Report shows gaps where nations ‘committed’ to reductions have no policy mechanism to achieve them
The International Renewable Energy Agency (IRENA) has issued a new report developed in collaboration with the Renewable Energy Policy Network for the 21st Century (REN21). The report focuses on how policies made by governments worldwide trickle down into actions on the ground by businesses, agencies, regulators and ultimately consumers. The bottom line: in 2018, the vast majority of nations have not committed to supporting renewable energy sources by creating government policies to increase adoption.
The report is packed with data, neatly and succintly presented in an easy to read format. It’s a great resource and we recommend you download it and learn more here: https://www.irena.org/publications/2018/Apr/Renewable-energy-policies-in-a-time-of-transition
The infographic below is the copyright of REN21, 2017.

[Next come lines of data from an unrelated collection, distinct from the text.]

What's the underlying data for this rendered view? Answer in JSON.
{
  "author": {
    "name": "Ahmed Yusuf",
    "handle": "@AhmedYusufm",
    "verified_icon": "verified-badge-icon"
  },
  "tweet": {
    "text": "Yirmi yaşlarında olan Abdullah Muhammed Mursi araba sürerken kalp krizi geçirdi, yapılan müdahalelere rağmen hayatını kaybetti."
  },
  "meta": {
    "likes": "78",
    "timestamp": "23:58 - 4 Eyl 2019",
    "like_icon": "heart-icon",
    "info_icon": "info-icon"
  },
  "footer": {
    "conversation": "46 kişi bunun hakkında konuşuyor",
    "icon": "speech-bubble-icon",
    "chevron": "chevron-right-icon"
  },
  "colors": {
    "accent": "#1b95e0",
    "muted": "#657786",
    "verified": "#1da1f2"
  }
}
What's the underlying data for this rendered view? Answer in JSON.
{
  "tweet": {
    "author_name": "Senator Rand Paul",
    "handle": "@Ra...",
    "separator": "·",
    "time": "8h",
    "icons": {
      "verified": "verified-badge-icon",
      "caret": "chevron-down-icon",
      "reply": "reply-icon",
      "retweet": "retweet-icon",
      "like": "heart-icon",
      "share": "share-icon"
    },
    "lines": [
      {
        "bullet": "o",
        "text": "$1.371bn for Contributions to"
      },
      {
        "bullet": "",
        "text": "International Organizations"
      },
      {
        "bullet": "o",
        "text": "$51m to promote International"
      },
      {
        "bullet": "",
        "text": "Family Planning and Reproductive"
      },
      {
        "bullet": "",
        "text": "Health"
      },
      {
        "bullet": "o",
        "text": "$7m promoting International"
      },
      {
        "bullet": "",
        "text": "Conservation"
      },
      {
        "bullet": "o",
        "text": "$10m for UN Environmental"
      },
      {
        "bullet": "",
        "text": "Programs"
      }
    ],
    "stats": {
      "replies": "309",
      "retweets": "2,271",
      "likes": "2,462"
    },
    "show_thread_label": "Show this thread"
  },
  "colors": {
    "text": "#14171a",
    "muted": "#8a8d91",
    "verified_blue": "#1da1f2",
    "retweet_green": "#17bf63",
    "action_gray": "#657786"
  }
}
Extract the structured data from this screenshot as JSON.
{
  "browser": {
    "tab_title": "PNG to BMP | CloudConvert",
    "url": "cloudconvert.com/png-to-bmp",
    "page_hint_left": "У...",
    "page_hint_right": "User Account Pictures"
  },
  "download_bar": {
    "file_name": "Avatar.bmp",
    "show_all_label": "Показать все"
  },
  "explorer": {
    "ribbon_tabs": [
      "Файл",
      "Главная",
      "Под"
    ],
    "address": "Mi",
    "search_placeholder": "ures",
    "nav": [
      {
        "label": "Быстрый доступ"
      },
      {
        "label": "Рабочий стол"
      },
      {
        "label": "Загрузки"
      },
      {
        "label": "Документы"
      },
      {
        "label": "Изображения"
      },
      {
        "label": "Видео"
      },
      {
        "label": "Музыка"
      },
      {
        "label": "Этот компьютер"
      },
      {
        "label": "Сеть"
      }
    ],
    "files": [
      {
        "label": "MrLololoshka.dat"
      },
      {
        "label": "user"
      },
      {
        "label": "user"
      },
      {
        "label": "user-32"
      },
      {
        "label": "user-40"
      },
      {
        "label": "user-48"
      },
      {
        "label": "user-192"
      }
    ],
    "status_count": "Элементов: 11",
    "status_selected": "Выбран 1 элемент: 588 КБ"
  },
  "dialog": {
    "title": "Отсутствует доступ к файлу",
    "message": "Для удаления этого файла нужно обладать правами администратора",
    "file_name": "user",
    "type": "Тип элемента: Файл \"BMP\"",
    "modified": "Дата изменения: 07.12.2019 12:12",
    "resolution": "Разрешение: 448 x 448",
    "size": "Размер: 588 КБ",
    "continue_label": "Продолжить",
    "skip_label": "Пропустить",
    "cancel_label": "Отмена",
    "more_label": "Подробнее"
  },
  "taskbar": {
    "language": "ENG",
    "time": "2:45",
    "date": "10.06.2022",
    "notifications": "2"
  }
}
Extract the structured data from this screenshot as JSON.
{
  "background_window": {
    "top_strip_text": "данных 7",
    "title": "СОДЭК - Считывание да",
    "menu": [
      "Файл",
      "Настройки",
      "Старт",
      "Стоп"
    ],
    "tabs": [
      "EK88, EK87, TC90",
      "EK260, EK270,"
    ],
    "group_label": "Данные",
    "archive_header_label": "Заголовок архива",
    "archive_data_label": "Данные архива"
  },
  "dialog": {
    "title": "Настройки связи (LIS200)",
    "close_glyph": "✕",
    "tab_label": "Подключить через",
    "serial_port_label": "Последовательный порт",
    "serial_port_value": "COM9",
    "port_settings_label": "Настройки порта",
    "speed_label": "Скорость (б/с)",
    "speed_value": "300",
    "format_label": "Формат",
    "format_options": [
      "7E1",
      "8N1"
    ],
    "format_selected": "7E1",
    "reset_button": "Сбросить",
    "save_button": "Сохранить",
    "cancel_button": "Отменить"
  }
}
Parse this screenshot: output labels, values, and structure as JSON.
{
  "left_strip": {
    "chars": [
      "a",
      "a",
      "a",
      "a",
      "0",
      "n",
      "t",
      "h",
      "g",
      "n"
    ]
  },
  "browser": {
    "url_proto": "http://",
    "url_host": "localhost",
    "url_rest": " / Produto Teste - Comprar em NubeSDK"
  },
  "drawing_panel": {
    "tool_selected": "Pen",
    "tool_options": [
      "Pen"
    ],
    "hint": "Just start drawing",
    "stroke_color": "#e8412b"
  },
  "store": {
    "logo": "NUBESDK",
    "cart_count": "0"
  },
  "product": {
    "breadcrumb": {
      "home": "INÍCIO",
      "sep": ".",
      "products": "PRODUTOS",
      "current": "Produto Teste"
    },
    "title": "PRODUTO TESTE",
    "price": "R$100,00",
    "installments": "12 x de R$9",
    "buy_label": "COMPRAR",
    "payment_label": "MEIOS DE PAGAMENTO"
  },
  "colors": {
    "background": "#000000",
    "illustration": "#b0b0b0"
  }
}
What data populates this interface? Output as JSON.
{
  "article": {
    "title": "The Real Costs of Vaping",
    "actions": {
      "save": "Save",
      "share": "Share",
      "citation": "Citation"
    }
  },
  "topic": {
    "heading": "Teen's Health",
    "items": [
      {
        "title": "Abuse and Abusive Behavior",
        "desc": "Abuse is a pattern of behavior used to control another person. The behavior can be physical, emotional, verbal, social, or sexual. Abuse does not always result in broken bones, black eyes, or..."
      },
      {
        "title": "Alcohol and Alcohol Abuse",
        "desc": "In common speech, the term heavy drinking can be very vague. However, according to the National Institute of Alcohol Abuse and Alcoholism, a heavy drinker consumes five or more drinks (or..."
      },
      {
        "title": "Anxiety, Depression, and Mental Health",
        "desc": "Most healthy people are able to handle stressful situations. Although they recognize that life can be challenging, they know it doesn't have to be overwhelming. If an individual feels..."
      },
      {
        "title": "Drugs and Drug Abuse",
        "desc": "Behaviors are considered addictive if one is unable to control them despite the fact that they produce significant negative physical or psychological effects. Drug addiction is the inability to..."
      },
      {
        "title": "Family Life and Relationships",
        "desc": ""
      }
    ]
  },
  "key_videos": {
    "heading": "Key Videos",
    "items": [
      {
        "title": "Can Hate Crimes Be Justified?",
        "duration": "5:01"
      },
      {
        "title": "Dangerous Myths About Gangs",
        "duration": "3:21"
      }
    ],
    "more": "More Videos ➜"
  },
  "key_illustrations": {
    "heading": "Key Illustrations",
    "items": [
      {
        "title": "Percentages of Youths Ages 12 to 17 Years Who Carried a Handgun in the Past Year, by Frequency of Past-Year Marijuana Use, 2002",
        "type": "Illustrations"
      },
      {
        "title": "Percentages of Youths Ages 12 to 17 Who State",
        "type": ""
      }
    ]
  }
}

Why does this matter? Identifying where nations have put a formal policy in place may seem a matter for academics, disconnected from our day-to-day life. But the significance of having a policy is that it means countries have actually set targets, for example “we aim to generate 25% of our energy from renewable sources by year x”. That in turn matters greatly, because it where specific targets exist, there is urgency toward a schedule for achieving it, and monitoring against the target on a regular basis. Many countries have signed on to the UN protocols for gradually REDUCING their carbon footprint, but have not put any national policy in place to MEASURE it.